Look through the material below and return every line that contains "platform".
───── Dataset records
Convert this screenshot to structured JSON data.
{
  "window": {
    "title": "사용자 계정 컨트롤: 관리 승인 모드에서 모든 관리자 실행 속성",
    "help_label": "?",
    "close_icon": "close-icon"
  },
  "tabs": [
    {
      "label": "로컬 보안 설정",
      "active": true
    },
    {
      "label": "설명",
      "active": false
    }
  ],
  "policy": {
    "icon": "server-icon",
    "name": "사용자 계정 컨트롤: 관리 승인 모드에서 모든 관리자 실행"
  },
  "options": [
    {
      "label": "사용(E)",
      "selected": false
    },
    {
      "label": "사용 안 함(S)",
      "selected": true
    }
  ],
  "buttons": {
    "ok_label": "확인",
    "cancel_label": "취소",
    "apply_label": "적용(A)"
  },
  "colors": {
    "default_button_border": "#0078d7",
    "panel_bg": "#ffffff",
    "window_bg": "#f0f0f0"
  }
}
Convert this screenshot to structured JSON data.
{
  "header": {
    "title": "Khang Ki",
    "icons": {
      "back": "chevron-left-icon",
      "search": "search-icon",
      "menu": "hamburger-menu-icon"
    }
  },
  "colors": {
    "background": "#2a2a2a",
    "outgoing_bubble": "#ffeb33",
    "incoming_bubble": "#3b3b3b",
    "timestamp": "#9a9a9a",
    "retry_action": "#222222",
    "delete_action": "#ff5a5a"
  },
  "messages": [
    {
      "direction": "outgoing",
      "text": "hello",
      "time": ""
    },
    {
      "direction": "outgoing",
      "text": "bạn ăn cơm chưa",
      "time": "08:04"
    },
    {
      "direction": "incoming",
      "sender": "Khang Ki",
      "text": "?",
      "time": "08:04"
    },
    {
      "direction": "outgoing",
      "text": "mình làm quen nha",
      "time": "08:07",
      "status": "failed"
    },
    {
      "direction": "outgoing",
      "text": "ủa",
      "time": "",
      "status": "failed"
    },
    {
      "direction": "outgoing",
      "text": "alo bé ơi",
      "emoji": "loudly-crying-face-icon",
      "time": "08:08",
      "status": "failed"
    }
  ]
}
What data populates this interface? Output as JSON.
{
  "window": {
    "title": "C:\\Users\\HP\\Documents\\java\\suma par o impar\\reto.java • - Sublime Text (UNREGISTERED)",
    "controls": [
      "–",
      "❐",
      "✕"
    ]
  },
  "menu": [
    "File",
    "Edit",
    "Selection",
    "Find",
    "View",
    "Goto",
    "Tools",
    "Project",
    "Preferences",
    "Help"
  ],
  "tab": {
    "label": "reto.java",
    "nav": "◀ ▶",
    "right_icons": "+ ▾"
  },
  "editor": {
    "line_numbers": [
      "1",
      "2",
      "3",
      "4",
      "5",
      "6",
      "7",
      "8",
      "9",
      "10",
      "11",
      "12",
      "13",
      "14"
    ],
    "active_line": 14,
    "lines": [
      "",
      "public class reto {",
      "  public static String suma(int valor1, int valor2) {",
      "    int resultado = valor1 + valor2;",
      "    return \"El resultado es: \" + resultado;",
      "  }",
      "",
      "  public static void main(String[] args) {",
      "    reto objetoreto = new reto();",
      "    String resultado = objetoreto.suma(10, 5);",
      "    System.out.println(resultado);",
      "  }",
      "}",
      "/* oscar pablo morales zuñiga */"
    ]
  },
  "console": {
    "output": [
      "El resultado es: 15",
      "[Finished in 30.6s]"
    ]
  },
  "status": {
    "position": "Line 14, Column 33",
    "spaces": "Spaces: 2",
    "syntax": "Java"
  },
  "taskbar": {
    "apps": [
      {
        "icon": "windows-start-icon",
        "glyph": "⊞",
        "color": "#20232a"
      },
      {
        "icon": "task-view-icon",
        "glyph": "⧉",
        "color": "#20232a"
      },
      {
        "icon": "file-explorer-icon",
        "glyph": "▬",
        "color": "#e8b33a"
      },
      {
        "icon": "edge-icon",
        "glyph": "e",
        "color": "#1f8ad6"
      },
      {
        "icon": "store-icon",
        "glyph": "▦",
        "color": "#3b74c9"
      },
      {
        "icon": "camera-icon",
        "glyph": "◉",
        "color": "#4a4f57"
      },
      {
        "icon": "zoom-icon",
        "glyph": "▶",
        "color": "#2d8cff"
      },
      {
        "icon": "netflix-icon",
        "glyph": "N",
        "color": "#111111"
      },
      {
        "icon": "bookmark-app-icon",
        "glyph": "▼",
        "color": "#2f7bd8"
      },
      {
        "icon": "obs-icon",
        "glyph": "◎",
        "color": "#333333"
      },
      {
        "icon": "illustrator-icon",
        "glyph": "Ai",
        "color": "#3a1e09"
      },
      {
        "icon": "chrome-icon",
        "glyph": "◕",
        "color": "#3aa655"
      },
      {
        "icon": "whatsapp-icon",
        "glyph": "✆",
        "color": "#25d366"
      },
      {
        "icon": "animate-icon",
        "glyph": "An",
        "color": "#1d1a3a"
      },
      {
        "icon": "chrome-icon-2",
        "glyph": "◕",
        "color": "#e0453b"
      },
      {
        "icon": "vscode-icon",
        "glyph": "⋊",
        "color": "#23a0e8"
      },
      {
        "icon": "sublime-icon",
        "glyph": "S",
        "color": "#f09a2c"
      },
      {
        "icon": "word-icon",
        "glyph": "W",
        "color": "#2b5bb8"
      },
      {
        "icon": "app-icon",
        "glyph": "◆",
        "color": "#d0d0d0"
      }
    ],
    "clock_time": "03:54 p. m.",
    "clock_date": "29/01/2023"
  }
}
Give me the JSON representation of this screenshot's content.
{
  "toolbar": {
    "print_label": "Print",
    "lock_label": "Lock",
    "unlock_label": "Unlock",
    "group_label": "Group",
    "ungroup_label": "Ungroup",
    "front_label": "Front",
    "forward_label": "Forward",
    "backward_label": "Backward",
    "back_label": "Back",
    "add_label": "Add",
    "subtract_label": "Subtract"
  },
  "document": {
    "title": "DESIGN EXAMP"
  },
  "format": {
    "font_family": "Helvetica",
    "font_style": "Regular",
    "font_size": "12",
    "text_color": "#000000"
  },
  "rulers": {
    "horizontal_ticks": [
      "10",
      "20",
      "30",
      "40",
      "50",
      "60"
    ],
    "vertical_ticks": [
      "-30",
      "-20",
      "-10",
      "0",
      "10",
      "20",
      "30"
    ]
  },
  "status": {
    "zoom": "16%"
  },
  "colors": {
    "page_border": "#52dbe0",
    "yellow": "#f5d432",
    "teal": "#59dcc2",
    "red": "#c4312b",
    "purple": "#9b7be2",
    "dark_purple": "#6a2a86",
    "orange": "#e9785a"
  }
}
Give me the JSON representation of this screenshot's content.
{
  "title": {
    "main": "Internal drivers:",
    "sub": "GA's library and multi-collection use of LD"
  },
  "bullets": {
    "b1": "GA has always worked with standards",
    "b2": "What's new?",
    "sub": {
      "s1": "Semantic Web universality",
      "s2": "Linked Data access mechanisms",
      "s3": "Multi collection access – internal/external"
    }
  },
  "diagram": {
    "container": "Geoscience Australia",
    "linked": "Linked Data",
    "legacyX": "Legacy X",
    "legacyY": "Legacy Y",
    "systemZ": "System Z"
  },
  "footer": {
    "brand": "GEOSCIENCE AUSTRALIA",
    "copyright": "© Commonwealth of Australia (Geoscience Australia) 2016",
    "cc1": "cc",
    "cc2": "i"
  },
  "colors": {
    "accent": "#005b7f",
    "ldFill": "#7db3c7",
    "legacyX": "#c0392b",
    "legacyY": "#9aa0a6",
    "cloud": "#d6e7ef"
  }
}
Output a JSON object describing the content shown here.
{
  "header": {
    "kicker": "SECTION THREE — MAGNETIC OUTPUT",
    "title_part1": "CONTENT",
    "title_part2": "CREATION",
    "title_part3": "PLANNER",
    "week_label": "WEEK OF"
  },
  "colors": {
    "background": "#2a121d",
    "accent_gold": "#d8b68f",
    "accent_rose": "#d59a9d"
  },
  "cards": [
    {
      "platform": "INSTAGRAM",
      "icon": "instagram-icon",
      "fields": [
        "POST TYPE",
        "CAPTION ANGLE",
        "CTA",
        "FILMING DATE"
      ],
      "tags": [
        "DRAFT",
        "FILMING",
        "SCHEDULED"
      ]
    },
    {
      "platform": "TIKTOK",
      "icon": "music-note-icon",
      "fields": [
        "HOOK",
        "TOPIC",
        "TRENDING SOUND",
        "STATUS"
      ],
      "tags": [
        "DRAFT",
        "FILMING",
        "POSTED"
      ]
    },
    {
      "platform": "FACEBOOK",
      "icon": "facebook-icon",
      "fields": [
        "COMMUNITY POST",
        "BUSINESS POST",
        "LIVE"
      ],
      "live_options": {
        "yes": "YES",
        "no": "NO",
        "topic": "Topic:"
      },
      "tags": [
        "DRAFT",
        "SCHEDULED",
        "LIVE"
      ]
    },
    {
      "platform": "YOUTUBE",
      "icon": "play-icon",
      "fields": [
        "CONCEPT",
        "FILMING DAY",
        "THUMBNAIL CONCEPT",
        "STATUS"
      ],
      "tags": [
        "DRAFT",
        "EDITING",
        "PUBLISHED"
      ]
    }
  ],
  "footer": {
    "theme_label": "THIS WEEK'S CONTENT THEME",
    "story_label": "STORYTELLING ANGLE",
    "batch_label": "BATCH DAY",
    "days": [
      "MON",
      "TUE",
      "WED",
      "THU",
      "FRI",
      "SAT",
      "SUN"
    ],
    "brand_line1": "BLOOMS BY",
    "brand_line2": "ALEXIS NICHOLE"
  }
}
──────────
Response for this exercise:
      "platform": "INSTAGRAM",
      "platform": "TIKTOK",
      "platform": "FACEBOOK",
      "platform": "YOUTUBE",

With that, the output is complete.